- **Task prompt**:
Print all records exactly, leaving nothing out.

Stored records
┌────────
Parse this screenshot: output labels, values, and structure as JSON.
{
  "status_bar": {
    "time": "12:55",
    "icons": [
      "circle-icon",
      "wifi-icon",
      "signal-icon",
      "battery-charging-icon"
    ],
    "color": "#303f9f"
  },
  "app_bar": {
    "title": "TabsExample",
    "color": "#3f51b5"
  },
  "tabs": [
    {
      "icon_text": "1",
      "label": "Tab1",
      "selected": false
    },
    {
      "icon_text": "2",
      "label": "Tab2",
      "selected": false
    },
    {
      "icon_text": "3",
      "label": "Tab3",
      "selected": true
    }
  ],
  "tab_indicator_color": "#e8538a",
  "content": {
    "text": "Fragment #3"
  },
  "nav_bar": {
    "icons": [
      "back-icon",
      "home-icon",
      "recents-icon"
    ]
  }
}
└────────
- **Completed exercise**:
Parse this screenshot: output labels, values, and structure as JSON.
{
  "status_bar": {
    "time": "12:55",
    "icons": [
      "circle-icon",
      "wifi-icon",
      "signal-icon",
      "battery-charging-icon"
    ],
    "color": "#303f9f"
  },
  "app_bar": {
    "title": "TabsExample",
    "color": "#3f51b5"
  },
  "tabs": [
    {
      "icon_text": "1",
      "label": "Tab1",
      "selected": false
    },
    {
      "icon_text": "2",
      "label": "Tab2",
      "selected": false
    },
    {
      "icon_text": "3",
      "label": "Tab3",
      "selected": true
    }
  ],
  "tab_indicator_color": "#e8538a",
  "content": {
    "text": "Fragment #3"
  },
  "nav_bar": {
    "icons": [
      "back-icon",
      "home-icon",
      "recents-icon"
    ]
  }
}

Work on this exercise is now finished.